**DATA PROVIDED**
-------
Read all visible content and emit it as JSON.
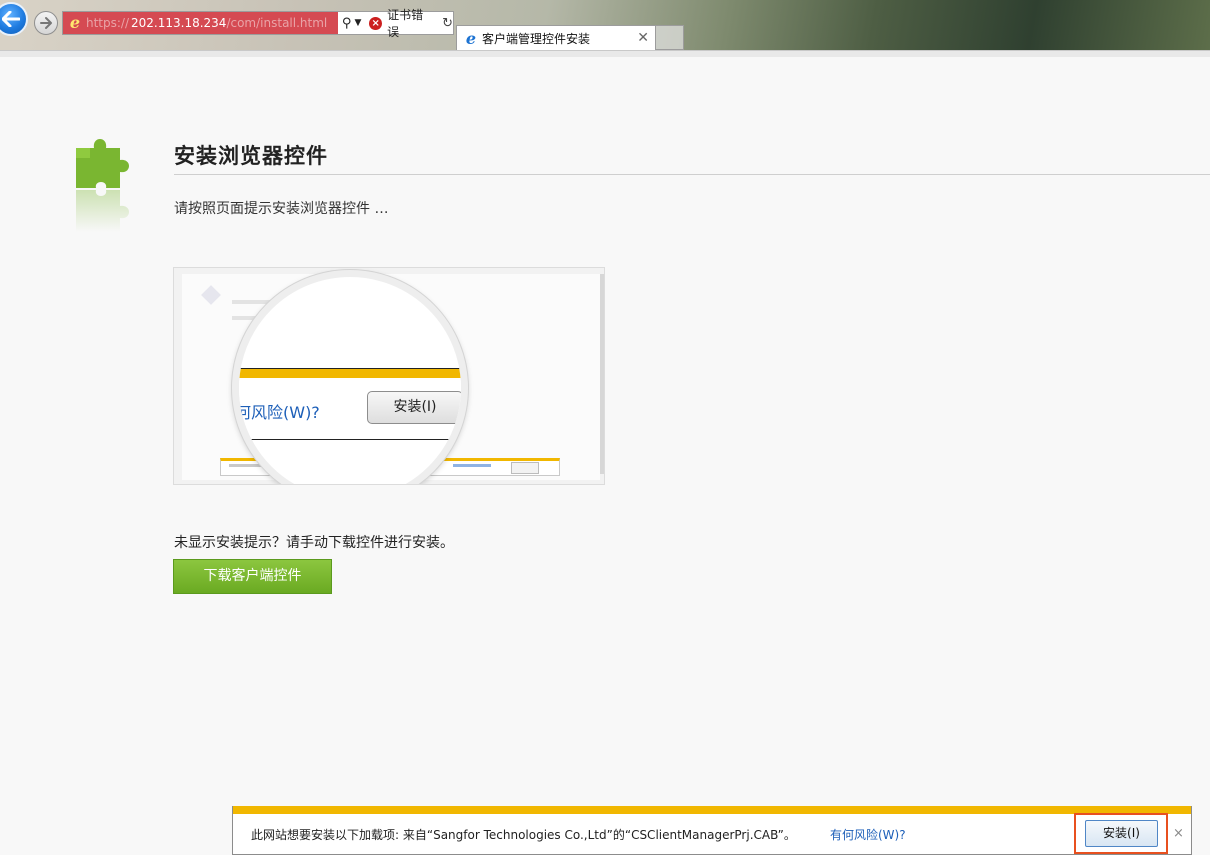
{
  "browser": {
    "url": {
      "protocol": "https://",
      "host": "202.113.18.234",
      "path": "/com/install.html"
    },
    "cert_error_label": "证书错误",
    "tab": {
      "title": "客户端管理控件安装"
    },
    "icons": {
      "back": "back-arrow-icon",
      "forward": "forward-arrow-icon",
      "search": "search-icon",
      "refresh": "refresh-icon",
      "close": "close-icon"
    }
  },
  "page": {
    "title": "安装浏览器控件",
    "subtitle": "请按照页面提示安装浏览器控件 …",
    "illustration": {
      "link_text": "何风险(W)?",
      "button_label": "安装(I)"
    },
    "hint": "未显示安装提示？请手动下载控件进行安装。",
    "download_button": "下载客户端控件",
    "accent_color": "#7ab631"
  },
  "infobar": {
    "message": "此网站想要安装以下加载项: 来自“Sangfor Technologies Co.,Ltd”的“CSClientManagerPrj.CAB”。",
    "risk_link": "有何风险(W)?",
    "install_button": "安装(I)",
    "close_symbol": "×",
    "bar_color": "#f1b700",
    "highlight_color": "#e8501f"
  }
}
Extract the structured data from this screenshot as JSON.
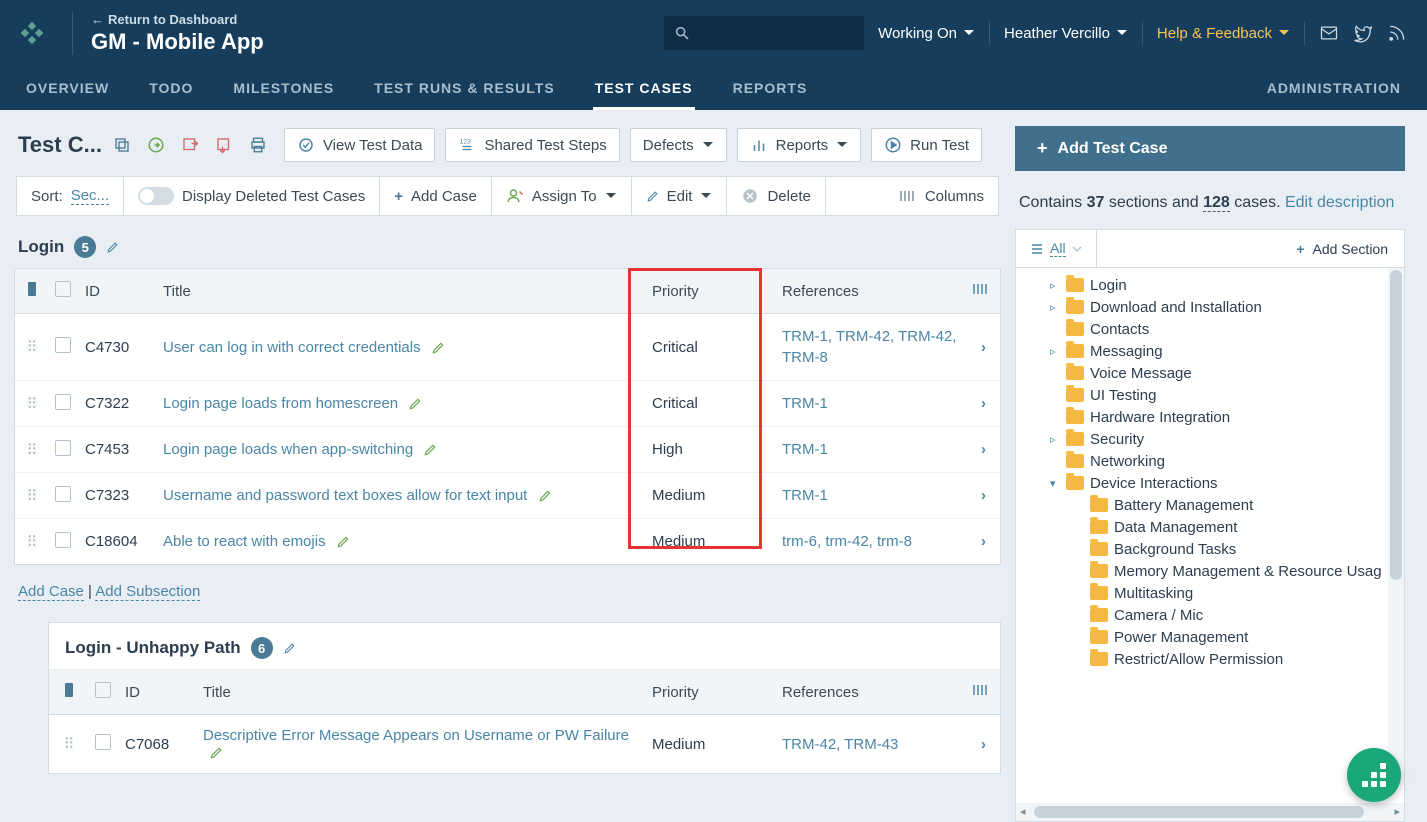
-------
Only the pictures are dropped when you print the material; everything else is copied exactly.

Read all visible content and emit it as JSON.
{
  "browser": {
    "url": {
      "protocol": "https://",
      "host": "202.113.18.234",
      "path": "/com/install.html"
    },
    "cert_error_label": "证书错误",
    "tab": {
      "title": "客户端管理控件安装"
    },
    "icons": {
      "back": "back-arrow-icon",
      "forward": "forward-arrow-icon",
      "search": "search-icon",
      "refresh": "refresh-icon",
      "close": "close-icon"
    }
  },
  "page": {
    "title": "安装浏览器控件",
    "subtitle": "请按照页面提示安装浏览器控件 …",
    "illustration": {
      "link_text": "何风险(W)?",
      "button_label": "安装(I)"
    },
    "hint": "未显示安装提示？请手动下载控件进行安装。",
    "download_button": "下载客户端控件",
    "accent_color": "#7ab631"
  },
  "infobar": {
    "message": "此网站想要安装以下加载项: 来自“Sangfor Technologies Co.,Ltd”的“CSClientManagerPrj.CAB”。",
    "risk_link": "有何风险(W)?",
    "install_button": "安装(I)",
    "close_symbol": "×",
    "bar_color": "#f1b700",
    "highlight_color": "#e8501f"
  }
}
Extract the structured data from this screenshot as JSON.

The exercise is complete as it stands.